## What you should do
Write the records out once more, exactly as they are given.

## Data listing
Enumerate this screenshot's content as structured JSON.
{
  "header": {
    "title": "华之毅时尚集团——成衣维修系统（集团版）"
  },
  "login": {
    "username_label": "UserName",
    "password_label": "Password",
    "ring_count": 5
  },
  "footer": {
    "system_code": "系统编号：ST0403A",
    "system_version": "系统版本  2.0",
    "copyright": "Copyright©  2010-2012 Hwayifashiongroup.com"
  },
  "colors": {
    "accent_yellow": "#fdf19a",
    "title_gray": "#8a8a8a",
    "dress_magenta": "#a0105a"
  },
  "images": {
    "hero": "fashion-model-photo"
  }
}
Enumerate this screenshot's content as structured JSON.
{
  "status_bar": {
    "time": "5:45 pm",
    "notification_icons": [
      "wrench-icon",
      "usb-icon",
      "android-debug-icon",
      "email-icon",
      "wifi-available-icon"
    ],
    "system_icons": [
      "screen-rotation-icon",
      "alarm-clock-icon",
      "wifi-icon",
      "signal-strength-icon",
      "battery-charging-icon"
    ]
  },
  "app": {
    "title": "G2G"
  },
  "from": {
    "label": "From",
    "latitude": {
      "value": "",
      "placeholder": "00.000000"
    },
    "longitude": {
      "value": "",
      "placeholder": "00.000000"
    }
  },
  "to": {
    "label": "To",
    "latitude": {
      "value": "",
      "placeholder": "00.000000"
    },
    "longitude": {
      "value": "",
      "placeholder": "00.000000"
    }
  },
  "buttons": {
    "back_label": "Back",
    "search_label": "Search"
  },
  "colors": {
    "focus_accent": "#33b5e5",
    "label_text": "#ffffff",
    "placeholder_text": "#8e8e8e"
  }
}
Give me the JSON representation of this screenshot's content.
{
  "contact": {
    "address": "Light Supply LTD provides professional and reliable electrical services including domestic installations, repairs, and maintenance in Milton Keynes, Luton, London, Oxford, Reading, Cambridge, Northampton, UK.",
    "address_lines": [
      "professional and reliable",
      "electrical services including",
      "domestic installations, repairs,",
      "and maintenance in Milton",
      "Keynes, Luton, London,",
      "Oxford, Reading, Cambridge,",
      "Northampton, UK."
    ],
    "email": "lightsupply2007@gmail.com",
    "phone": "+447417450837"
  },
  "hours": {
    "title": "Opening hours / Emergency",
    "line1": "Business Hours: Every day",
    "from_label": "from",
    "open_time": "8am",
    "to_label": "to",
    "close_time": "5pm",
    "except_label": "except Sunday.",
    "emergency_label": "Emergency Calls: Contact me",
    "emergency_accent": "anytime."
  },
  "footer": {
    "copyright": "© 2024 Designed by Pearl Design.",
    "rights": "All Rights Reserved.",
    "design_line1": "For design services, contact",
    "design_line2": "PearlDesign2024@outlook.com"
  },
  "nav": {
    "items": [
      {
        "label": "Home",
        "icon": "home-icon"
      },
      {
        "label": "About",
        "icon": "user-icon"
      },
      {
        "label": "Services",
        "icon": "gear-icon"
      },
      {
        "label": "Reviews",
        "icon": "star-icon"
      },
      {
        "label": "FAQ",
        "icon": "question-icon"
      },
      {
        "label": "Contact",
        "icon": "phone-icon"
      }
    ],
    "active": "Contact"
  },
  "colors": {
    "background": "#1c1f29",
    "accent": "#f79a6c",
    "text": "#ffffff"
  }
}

## Exercise solution
Enumerate this screenshot's content as structured JSON.
{
  "header": {
    "title": "华之毅时尚集团——成衣维修系统（集团版）"
  },
  "login": {
    "username_label": "UserName",
    "password_label": "Password",
    "ring_count": 5
  },
  "footer": {
    "system_code": "系统编号：ST0403A",
    "system_version": "系统版本  2.0",
    "copyright": "Copyright©  2010-2012 Hwayifashiongroup.com"
  },
  "colors": {
    "accent_yellow": "#fdf19a",
    "title_gray": "#8a8a8a",
    "dress_magenta": "#a0105a"
  },
  "images": {
    "hero": "fashion-model-photo"
  }
}
Enumerate this screenshot's content as structured JSON.
{
  "status_bar": {
    "time": "5:45 pm",
    "notification_icons": [
      "wrench-icon",
      "usb-icon",
      "android-debug-icon",
      "email-icon",
      "wifi-available-icon"
    ],
    "system_icons": [
      "screen-rotation-icon",
      "alarm-clock-icon",
      "wifi-icon",
      "signal-strength-icon",
      "battery-charging-icon"
    ]
  },
  "app": {
    "title": "G2G"
  },
  "from": {
    "label": "From",
    "latitude": {
      "value": "",
      "placeholder": "00.000000"
    },
    "longitude": {
      "value": "",
      "placeholder": "00.000000"
    }
  },
  "to": {
    "label": "To",
    "latitude": {
      "value": "",
      "placeholder": "00.000000"
    },
    "longitude": {
      "value": "",
      "placeholder": "00.000000"
    }
  },
  "buttons": {
    "back_label": "Back",
    "search_label": "Search"
  },
  "colors": {
    "focus_accent": "#33b5e5",
    "label_text": "#ffffff",
    "placeholder_text": "#8e8e8e"
  }
}
Give me the JSON representation of this screenshot's content.
{
  "contact": {
    "address": "Light Supply LTD provides professional and reliable electrical services including domestic installations, repairs, and maintenance in Milton Keynes, Luton, London, Oxford, Reading, Cambridge, Northampton, UK.",
    "address_lines": [
      "professional and reliable",
      "electrical services including",
      "domestic installations, repairs,",
      "and maintenance in Milton",
      "Keynes, Luton, London,",
      "Oxford, Reading, Cambridge,",
      "Northampton, UK."
    ],
    "email": "lightsupply2007@gmail.com",
    "phone": "+447417450837"
  },
  "hours": {
    "title": "Opening hours / Emergency",
    "line1": "Business Hours: Every day",
    "from_label": "from",
    "open_time": "8am",
    "to_label": "to",
    "close_time": "5pm",
    "except_label": "except Sunday.",
    "emergency_label": "Emergency Calls: Contact me",
    "emergency_accent": "anytime."
  },
  "footer": {
    "copyright": "© 2024 Designed by Pearl Design.",
    "rights": "All Rights Reserved.",
    "design_line1": "For design services, contact",
    "design_line2": "PearlDesign2024@outlook.com"
  },
  "nav": {
    "items": [
      {
        "label": "Home",
        "icon": "home-icon"
      },
      {
        "label": "About",
        "icon": "user-icon"
      },
      {
        "label": "Services",
        "icon": "gear-icon"
      },
      {
        "label": "Reviews",
        "icon": "star-icon"
      },
      {
        "label": "FAQ",
        "icon": "question-icon"
      },
      {
        "label": "Contact",
        "icon": "phone-icon"
      }
    ],
    "active": "Contact"
  },
  "colors": {
    "background": "#1c1f29",
    "accent": "#f79a6c",
    "text": "#ffffff"
  }
}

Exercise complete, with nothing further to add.